(Task requirements):
Lines of the material that include the string "move" should be returned.

Content starts

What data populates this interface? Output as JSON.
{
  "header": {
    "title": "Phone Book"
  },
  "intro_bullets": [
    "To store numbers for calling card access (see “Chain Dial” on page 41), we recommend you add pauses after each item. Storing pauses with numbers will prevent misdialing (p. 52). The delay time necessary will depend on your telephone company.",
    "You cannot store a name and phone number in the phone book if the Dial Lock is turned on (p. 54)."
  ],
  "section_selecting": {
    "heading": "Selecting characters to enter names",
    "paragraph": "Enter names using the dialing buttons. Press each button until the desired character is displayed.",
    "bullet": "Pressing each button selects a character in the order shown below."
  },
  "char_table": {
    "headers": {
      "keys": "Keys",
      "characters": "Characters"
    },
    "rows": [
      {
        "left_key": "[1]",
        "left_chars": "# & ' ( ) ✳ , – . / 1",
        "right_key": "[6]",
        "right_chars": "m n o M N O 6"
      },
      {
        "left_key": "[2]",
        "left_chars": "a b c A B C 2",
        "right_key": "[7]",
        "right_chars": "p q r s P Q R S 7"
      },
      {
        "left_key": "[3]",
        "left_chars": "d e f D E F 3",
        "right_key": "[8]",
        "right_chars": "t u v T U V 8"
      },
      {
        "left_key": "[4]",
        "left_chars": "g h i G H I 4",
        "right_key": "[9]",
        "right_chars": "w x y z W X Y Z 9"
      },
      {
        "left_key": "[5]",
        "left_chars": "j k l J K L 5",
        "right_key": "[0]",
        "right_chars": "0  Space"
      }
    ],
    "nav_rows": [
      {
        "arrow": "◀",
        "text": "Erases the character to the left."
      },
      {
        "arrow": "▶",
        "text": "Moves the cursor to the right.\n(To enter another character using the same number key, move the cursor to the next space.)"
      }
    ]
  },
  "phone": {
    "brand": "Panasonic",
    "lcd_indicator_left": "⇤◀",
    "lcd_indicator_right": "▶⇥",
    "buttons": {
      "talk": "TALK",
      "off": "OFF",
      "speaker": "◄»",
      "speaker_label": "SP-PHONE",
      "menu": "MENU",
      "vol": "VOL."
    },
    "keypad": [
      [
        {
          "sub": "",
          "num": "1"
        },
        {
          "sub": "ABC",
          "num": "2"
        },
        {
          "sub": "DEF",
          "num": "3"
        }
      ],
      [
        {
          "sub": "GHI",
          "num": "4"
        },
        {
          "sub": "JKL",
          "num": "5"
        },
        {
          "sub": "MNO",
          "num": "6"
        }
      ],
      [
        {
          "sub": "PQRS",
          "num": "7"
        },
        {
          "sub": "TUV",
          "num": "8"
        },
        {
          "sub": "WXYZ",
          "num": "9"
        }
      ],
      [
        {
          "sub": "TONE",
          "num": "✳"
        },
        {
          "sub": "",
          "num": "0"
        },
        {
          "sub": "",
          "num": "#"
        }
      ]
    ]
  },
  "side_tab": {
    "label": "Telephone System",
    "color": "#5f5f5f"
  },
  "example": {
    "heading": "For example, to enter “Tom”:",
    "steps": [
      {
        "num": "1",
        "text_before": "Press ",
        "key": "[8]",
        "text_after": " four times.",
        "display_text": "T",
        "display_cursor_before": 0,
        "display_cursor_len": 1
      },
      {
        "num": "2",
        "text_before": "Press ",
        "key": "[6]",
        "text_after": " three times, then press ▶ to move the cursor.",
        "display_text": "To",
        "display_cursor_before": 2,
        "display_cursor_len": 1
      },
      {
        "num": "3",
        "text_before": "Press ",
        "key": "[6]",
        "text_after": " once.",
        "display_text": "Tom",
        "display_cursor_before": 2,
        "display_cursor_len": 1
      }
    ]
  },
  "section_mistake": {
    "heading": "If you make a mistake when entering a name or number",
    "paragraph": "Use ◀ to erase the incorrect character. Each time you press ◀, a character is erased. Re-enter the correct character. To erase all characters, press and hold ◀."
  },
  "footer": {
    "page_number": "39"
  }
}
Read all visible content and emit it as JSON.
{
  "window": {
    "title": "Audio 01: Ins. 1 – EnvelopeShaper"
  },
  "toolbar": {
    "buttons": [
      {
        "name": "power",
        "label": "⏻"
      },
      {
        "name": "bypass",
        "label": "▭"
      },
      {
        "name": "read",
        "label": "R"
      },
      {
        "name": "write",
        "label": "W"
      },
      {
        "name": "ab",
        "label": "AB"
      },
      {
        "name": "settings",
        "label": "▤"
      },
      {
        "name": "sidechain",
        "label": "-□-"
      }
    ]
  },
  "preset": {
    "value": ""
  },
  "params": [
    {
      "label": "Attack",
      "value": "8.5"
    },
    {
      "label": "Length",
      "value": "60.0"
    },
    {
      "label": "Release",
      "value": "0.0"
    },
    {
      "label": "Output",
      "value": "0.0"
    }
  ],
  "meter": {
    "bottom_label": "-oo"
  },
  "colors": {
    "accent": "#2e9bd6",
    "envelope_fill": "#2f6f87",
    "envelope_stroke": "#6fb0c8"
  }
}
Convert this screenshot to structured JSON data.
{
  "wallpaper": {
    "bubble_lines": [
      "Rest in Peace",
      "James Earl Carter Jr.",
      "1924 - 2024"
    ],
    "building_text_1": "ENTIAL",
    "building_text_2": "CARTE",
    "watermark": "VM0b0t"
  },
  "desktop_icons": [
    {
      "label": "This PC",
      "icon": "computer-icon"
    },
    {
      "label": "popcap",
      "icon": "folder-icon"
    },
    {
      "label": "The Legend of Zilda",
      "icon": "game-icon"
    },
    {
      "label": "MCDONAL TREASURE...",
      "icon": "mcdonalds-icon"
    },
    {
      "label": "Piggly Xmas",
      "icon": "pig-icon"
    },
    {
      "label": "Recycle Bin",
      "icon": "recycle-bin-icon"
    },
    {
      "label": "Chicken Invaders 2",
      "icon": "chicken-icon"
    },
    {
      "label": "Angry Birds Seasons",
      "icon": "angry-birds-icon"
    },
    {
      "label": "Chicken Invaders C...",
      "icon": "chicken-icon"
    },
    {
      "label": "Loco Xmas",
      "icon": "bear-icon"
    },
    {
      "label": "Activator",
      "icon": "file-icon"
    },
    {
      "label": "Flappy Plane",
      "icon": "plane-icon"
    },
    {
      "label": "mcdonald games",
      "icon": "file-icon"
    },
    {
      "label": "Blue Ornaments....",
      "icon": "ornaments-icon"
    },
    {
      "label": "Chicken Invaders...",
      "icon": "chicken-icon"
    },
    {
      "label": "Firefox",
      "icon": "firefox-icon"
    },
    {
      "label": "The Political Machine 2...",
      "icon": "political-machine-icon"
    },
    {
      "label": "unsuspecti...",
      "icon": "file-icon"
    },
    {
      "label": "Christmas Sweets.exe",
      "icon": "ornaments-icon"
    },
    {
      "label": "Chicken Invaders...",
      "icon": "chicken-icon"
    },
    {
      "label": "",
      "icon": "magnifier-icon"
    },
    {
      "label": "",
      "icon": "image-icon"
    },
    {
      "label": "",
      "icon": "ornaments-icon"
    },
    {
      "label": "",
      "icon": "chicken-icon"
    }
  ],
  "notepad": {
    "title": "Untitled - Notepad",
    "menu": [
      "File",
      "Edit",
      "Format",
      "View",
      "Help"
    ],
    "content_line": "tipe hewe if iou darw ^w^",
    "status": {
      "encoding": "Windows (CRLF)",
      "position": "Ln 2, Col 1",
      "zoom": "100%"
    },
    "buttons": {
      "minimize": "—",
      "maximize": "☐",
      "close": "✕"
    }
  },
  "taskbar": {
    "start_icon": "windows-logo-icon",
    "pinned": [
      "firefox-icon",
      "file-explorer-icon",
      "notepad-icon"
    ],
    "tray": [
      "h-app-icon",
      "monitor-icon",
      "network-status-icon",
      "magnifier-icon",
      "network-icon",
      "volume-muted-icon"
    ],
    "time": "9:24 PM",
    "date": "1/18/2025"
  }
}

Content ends

(Response to this task):
        "text": "Moves the cursor to the right.\n(To enter another character using the same number key, move the cursor to the next space.)"
        "text_after": " three times, then press ▶ to move the cursor.",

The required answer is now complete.